Records for the task >>
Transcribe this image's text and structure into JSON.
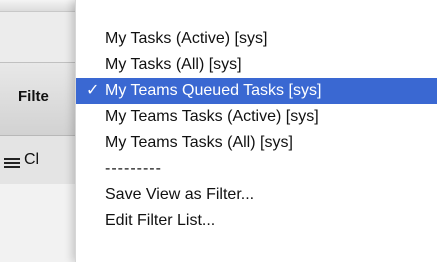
{
  "background": {
    "filter_label": "Filte",
    "class_label": "Cl"
  },
  "menu": {
    "items": [
      {
        "label": "My Tasks (Active) [sys]"
      },
      {
        "label": "My Tasks (All) [sys]"
      },
      {
        "label": "My Teams Queued Tasks [sys]",
        "selected": true,
        "check": "✓"
      },
      {
        "label": "My Teams Tasks (Active) [sys]"
      },
      {
        "label": "My Teams Tasks (All) [sys]"
      }
    ],
    "separator": "---------",
    "actions": [
      {
        "label": "Save View as Filter..."
      },
      {
        "label": "Edit Filter List..."
      }
    ]
  },
  "colors": {
    "selected_bg": "#3a68d2",
    "selected_fg": "#ffffff"
  }
}
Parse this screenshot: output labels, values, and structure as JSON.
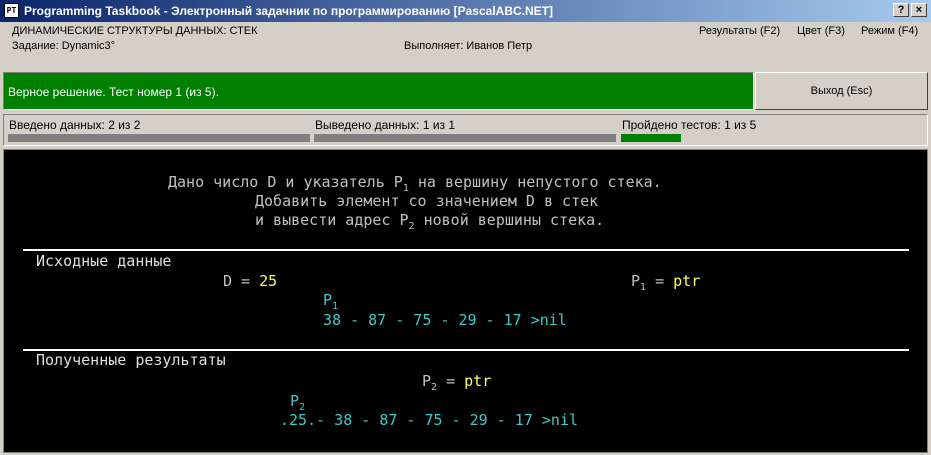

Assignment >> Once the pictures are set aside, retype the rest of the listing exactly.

Expected answer >>
Transcribe this image's text and structure into JSON.
{
  "background": {
    "filter_label": "Filte",
    "class_label": "Cl"
  },
  "menu": {
    "items": [
      {
        "label": "My Tasks (Active) [sys]"
      },
      {
        "label": "My Tasks (All) [sys]"
      },
      {
        "label": "My Teams Queued Tasks [sys]",
        "selected": true,
        "check": "✓"
      },
      {
        "label": "My Teams Tasks (Active) [sys]"
      },
      {
        "label": "My Teams Tasks (All) [sys]"
      }
    ],
    "separator": "---------",
    "actions": [
      {
        "label": "Save View as Filter..."
      },
      {
        "label": "Edit Filter List..."
      }
    ]
  },
  "colors": {
    "selected_bg": "#3a68d2",
    "selected_fg": "#ffffff"
  }
}
Parse this screenshot: output labels, values, and structure as JSON.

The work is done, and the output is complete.